Finally, functor composition:

instance (Holey f, Holey g) ⇒ Holey (g :. f) where type Der (g :. f) = (Der g :. f) :*: Der f fillC (O dgfa :*: dfa) a = O (fillC dgfa (fillC dfa a))

The less pointful form is more telling.

fillC (O dgfa :*: dfa) = O ∘ fillC dgfa ∘ fillC dfa

In words: filling of the derivative of a composition is a composition of filling of the derivatives.

### Thoughts on composition

Let’s return to the derivative rules for composition, i.e., the chain rule, on functions and on functors:

der (g ∘ f) ≡ (der g ∘ f) * der f Der (g :. f) ≡ (Der g :. f) :*: Der f

Written in this way, the functor rule looks quite compelling.
Something bothers me, however.
For functions, multiplication is a special case, not the general case, and is only meaningful and correct when differentiating functions from scalars to scalars.
In general, derivative values are *linear maps*, and the chain rule uses composition on linear maps rather than multiplication on scalars (that *represent* linear maps).
I’ve written several posts on derivatives and a paper *Beautiful differentiation*, describing this perspective, which comes from calculus on manifolds.

Look again at the less pointful formulation of `fillC`

for derivatives of compositions:

fillC (O dgfa :*: dfa) = O ∘ fillC dgfa ∘ fillC dfa

The product in this case is just structural.
The actual use in `fillC`

is indeed a composition of linear maps.
In this context, “linear” has a different meaning from before.
It’s another way of saying “fills a *one-hole* context” (as the linear patterns of term rewriting and of ML & Haskell).

So maybe there’s a more general/abstract view of *functor* derivatives, just as there is a more general/abstract view of *function* derivatives.
In that view, we might replace the functor chain rule’s product with a notion of composition.

## Paul Brauner:
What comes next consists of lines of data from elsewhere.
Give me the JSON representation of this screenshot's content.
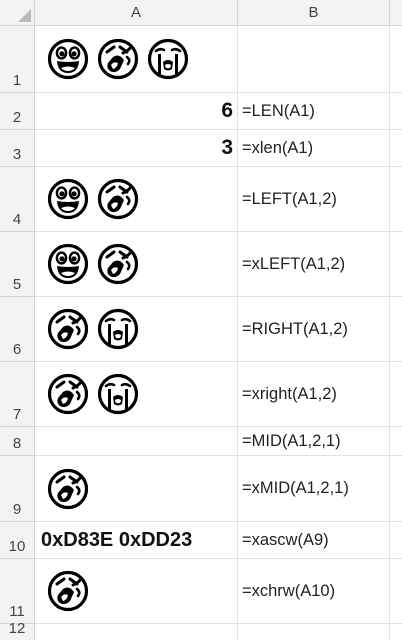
{
  "columns": [
    "A",
    "B"
  ],
  "rows": [
    {
      "num": "1",
      "a_emoji": [
        "grinning-face-icon",
        "rolling-laughing-face-icon",
        "crying-face-icon"
      ],
      "b": ""
    },
    {
      "num": "2",
      "a_text": "6",
      "b": "=LEN(A1)"
    },
    {
      "num": "3",
      "a_text": "3",
      "b": "=xlen(A1)"
    },
    {
      "num": "4",
      "a_emoji": [
        "grinning-face-icon",
        "rolling-laughing-face-icon"
      ],
      "b": "=LEFT(A1,2)"
    },
    {
      "num": "5",
      "a_emoji": [
        "grinning-face-icon",
        "rolling-laughing-face-icon"
      ],
      "b": "=xLEFT(A1,2)"
    },
    {
      "num": "6",
      "a_emoji": [
        "rolling-laughing-face-icon",
        "crying-face-icon"
      ],
      "b": "=RIGHT(A1,2)"
    },
    {
      "num": "7",
      "a_emoji": [
        "rolling-laughing-face-icon",
        "crying-face-icon"
      ],
      "b": "=xright(A1,2)"
    },
    {
      "num": "8",
      "b": "=MID(A1,2,1)"
    },
    {
      "num": "9",
      "a_emoji": [
        "rolling-laughing-face-icon"
      ],
      "b": "=xMID(A1,2,1)"
    },
    {
      "num": "10",
      "a_text": "0xD83E 0xDD23",
      "b": "=xascw(A9)"
    },
    {
      "num": "11",
      "a_emoji": [
        "rolling-laughing-face-icon"
      ],
      "b": "=xchrw(A10)"
    },
    {
      "num": "12",
      "b": ""
    }
  ]
}
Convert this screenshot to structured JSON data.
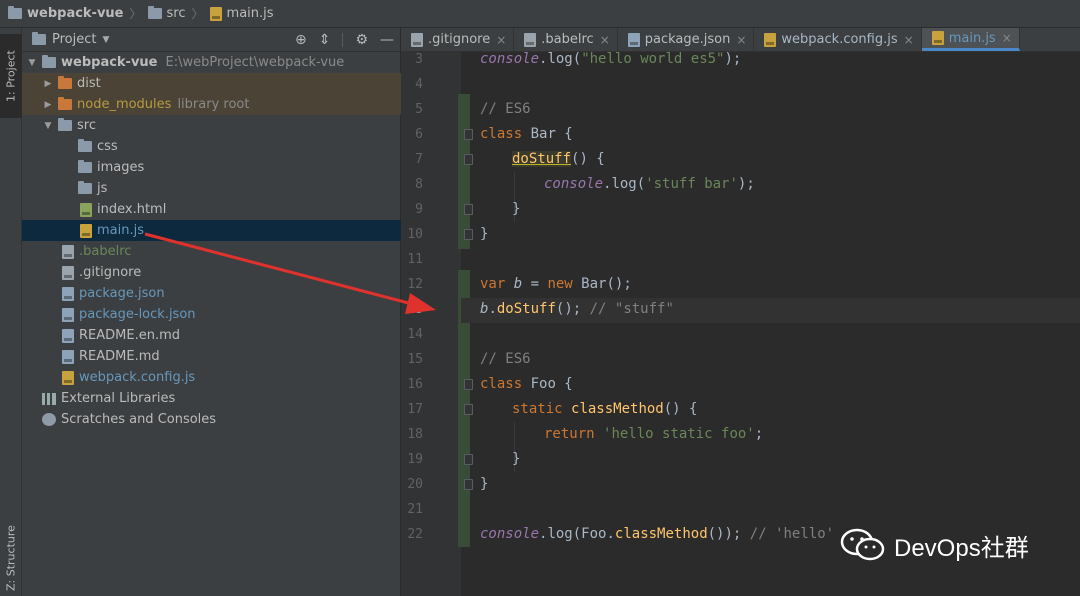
{
  "breadcrumb": {
    "project": "webpack-vue",
    "folder": "src",
    "file": "main.js"
  },
  "left_strip": {
    "project_tab": "1: Project",
    "structure_tab": "Z: Structure"
  },
  "project_panel": {
    "title": "Project",
    "tree": [
      {
        "label": "webpack-vue",
        "extra": "E:\\webProject\\webpack-vue"
      },
      {
        "label": "dist"
      },
      {
        "label": "node_modules",
        "extra": "library root"
      },
      {
        "label": "src"
      },
      {
        "label": "css"
      },
      {
        "label": "images"
      },
      {
        "label": "js"
      },
      {
        "label": "index.html"
      },
      {
        "label": "main.js"
      },
      {
        "label": ".babelrc"
      },
      {
        "label": ".gitignore"
      },
      {
        "label": "package.json"
      },
      {
        "label": "package-lock.json"
      },
      {
        "label": "README.en.md"
      },
      {
        "label": "README.md"
      },
      {
        "label": "webpack.config.js"
      },
      {
        "label": "External Libraries"
      },
      {
        "label": "Scratches and Consoles"
      }
    ]
  },
  "editor_tabs": [
    {
      "label": ".gitignore"
    },
    {
      "label": ".babelrc"
    },
    {
      "label": "package.json"
    },
    {
      "label": "webpack.config.js"
    },
    {
      "label": "main.js",
      "active": true
    }
  ],
  "editor": {
    "current_line": 13,
    "lines": [
      {
        "n": "3"
      },
      {
        "n": "4"
      },
      {
        "n": "5"
      },
      {
        "n": "6"
      },
      {
        "n": "7"
      },
      {
        "n": "8"
      },
      {
        "n": "9"
      },
      {
        "n": "10"
      },
      {
        "n": "11"
      },
      {
        "n": "12"
      },
      {
        "n": "13"
      },
      {
        "n": "14"
      },
      {
        "n": "15"
      },
      {
        "n": "16"
      },
      {
        "n": "17"
      },
      {
        "n": "18"
      },
      {
        "n": "19"
      },
      {
        "n": "20"
      },
      {
        "n": "21"
      },
      {
        "n": "22"
      }
    ],
    "code": {
      "l3_obj": "console",
      "l3_rest_a": ".",
      "l3_fn": "log",
      "l3_paren_open": "(",
      "l3_str": "\"hello world es5\"",
      "l3_end": ");",
      "l5": "// ES6",
      "l6_kw": "class",
      "l6_rest": " Bar {",
      "l7_fn": "doStuff",
      "l7_rest": "() {",
      "l8_obj": "console",
      "l8_dot": ".",
      "l8_fn": "log",
      "l8_open": "(",
      "l8_str": "'stuff bar'",
      "l8_end": ");",
      "l9": "}",
      "l10": "}",
      "l12_kw1": "var",
      "l12_var": " b",
      "l12_eq": " = ",
      "l12_kw2": "new",
      "l12_rest": " Bar();",
      "l13_var": "b",
      "l13_dot": ".",
      "l13_fn": "doStuff",
      "l13_rest": "(); ",
      "l13_cmt": "// \"stuff\"",
      "l15": "// ES6",
      "l16_kw": "class",
      "l16_rest": " Foo {",
      "l17_kw": "static",
      "l17_sp": " ",
      "l17_fn": "classMethod",
      "l17_rest": "() {",
      "l18_kw": "return",
      "l18_sp": " ",
      "l18_str": "'hello static foo'",
      "l18_end": ";",
      "l19": "}",
      "l20": "}",
      "l22_obj": "console",
      "l22_dot": ".",
      "l22_fn": "log",
      "l22_mid": "(Foo.",
      "l22_fn2": "classMethod",
      "l22_end": "()); ",
      "l22_cmt": "// 'hello'"
    }
  },
  "watermark": {
    "text": "DevOps社群"
  },
  "colors": {
    "background": "#2b2b2b",
    "panel": "#3c3f41",
    "keyword": "#cc7832",
    "function": "#ffc66d",
    "string": "#6a8759",
    "comment": "#808080",
    "arrow": "#e0322c"
  }
}
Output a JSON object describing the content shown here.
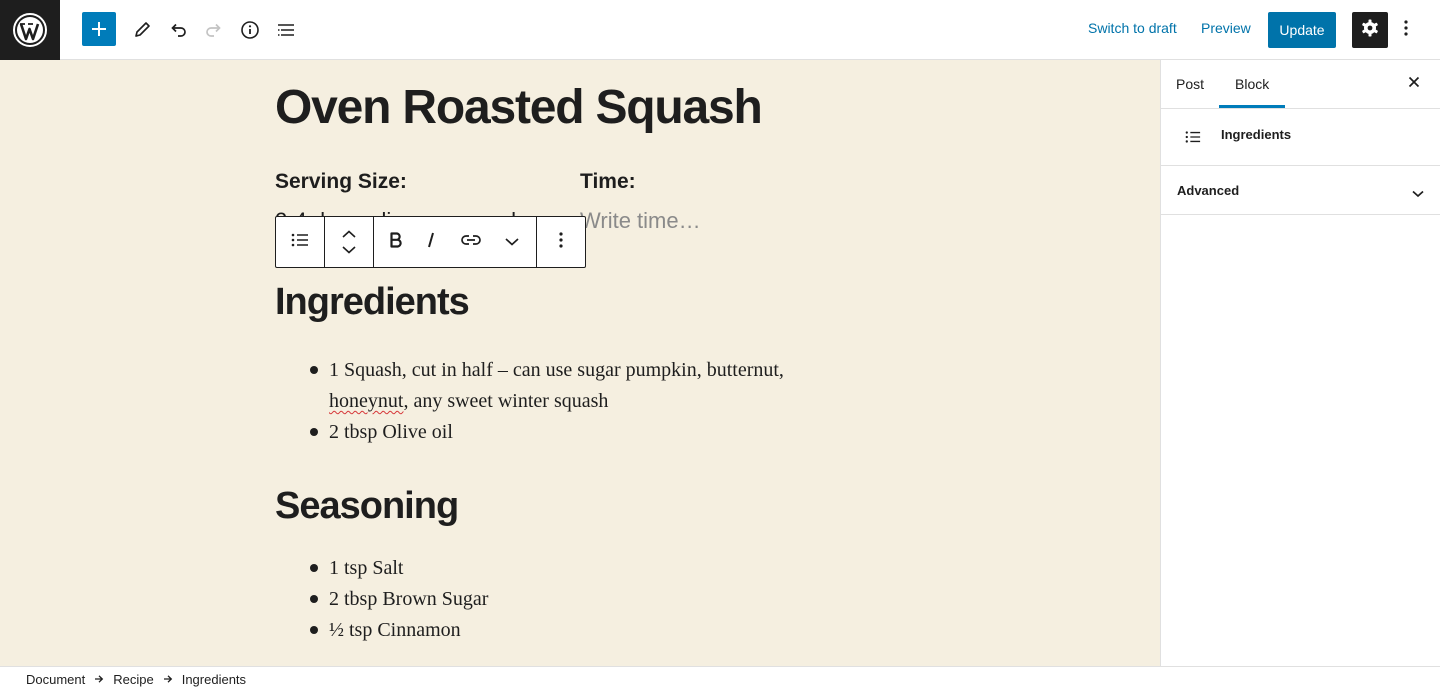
{
  "topbar": {
    "switch_to_draft": "Switch to draft",
    "preview": "Preview",
    "update": "Update",
    "icons": [
      "wordpress-logo",
      "plus-icon",
      "pencil-icon",
      "undo-icon",
      "redo-icon",
      "info-icon",
      "list-view-icon",
      "gear-icon",
      "more-vertical-icon"
    ],
    "accent": "#007cba"
  },
  "editor": {
    "background": "#f5efe0",
    "title": "Oven Roasted Squash",
    "serving_size_label": "Serving Size:",
    "serving_size_value": "2-4 depending on squash",
    "time_label": "Time:",
    "time_placeholder": "Write time…",
    "ingredients_heading": "Ingredients",
    "ingredients": [
      {
        "line1": "1 Squash, cut in half – can use sugar pumpkin, butternut,",
        "misspelled": "honeynut",
        "rest": ", any sweet winter squash"
      },
      {
        "text": "2 tbsp Olive oil"
      }
    ],
    "seasoning_heading": "Seasoning",
    "seasoning": [
      "1 tsp Salt",
      "2 tbsp Brown Sugar",
      "½ tsp Cinnamon"
    ]
  },
  "block_toolbar": {
    "icons": [
      "list-icon",
      "move-up-icon",
      "move-down-icon",
      "bold-icon",
      "italic-icon",
      "link-icon",
      "chevron-down-icon",
      "more-vertical-icon"
    ]
  },
  "sidebar": {
    "tabs": [
      "Post",
      "Block"
    ],
    "active_tab": "Block",
    "block_name": "Ingredients",
    "panels": [
      "Advanced"
    ]
  },
  "breadcrumb": [
    "Document",
    "Recipe",
    "Ingredients"
  ]
}
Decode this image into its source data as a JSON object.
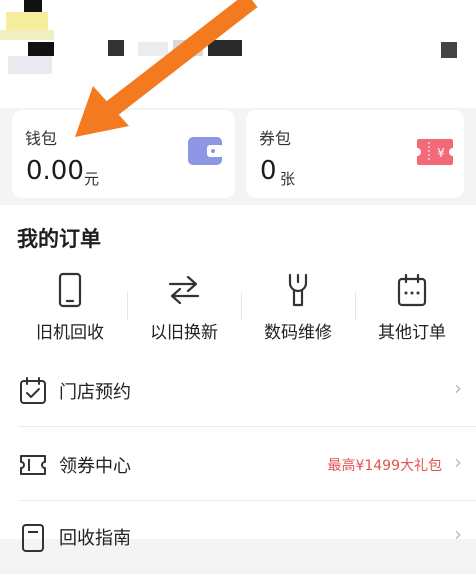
{
  "wallet": {
    "label": "钱包",
    "value": "0.00",
    "unit": "元"
  },
  "coupons": {
    "label": "券包",
    "value": "0",
    "unit": "张"
  },
  "orders": {
    "title": "我的订单",
    "items": [
      {
        "label": "旧机回收",
        "icon": "phone-icon"
      },
      {
        "label": "以旧换新",
        "icon": "exchange-arrows-icon"
      },
      {
        "label": "数码维修",
        "icon": "wrench-icon"
      },
      {
        "label": "其他订单",
        "icon": "calendar-icon"
      }
    ]
  },
  "menu": [
    {
      "label": "门店预约",
      "icon": "calendar-check-icon",
      "extra": ""
    },
    {
      "label": "领券中心",
      "icon": "ticket-icon",
      "extra": "最高¥1499大礼包"
    },
    {
      "label": "回收指南",
      "icon": "guide-icon",
      "extra": ""
    }
  ],
  "colors": {
    "accent": "#e0544f",
    "annotation_arrow": "#f47a20",
    "wallet_icon": "#8e96e6",
    "coupon_icon": "#f26a78"
  }
}
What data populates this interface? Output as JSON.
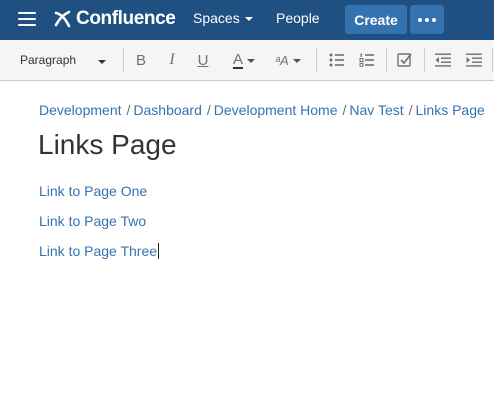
{
  "header": {
    "logo_text": "Confluence",
    "spaces_label": "Spaces",
    "people_label": "People",
    "create_label": "Create",
    "colors": {
      "bar": "#205081",
      "button": "#3572b0"
    }
  },
  "toolbar": {
    "paragraph_label": "Paragraph",
    "buttons": [
      {
        "name": "bold",
        "label": "B"
      },
      {
        "name": "italic",
        "label": "I"
      },
      {
        "name": "underline",
        "label": "U"
      },
      {
        "name": "text-color",
        "label": "A"
      },
      {
        "name": "text-format",
        "label": "ᵃA"
      }
    ]
  },
  "breadcrumbs": [
    "Development",
    "Dashboard",
    "Development Home",
    "Nav Test",
    "Links Page"
  ],
  "page": {
    "title": "Links Page",
    "links": [
      "Link to Page One",
      "Link to Page Two",
      "Link to Page Three"
    ]
  }
}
Hi, nice post! I’ve tried to compile the last version of functor-combo (0.0.3) but one file seems to be missing:

cabal: can’t find source for FunctorCombo/StrictMemo in src

28 July 2010, 9:32 pm## Conal Elliott » Blog Archive » Another angle on zippers:

[...] About « Differentiation of higher-order types [...]

29 July 2010, 9:15 am## conal:

Thanks, Paul. Fixed now. Please try again.

29 July 2010, 9:45 am## monoidal:

I like the analogy between value-level and type-level differentation. In Omega programming language, level polymorphism is supported, and corresponding values and types can be defined simultaneously. (The definition gives also automatically kinds, sorts etc.). Unfortunately I am unable to define value functions and type functions with one definition, so I have to give analogous definitions. http://hpaste.org/40138/level_polymorphism_in_omega

26 September 2010, 5:21 am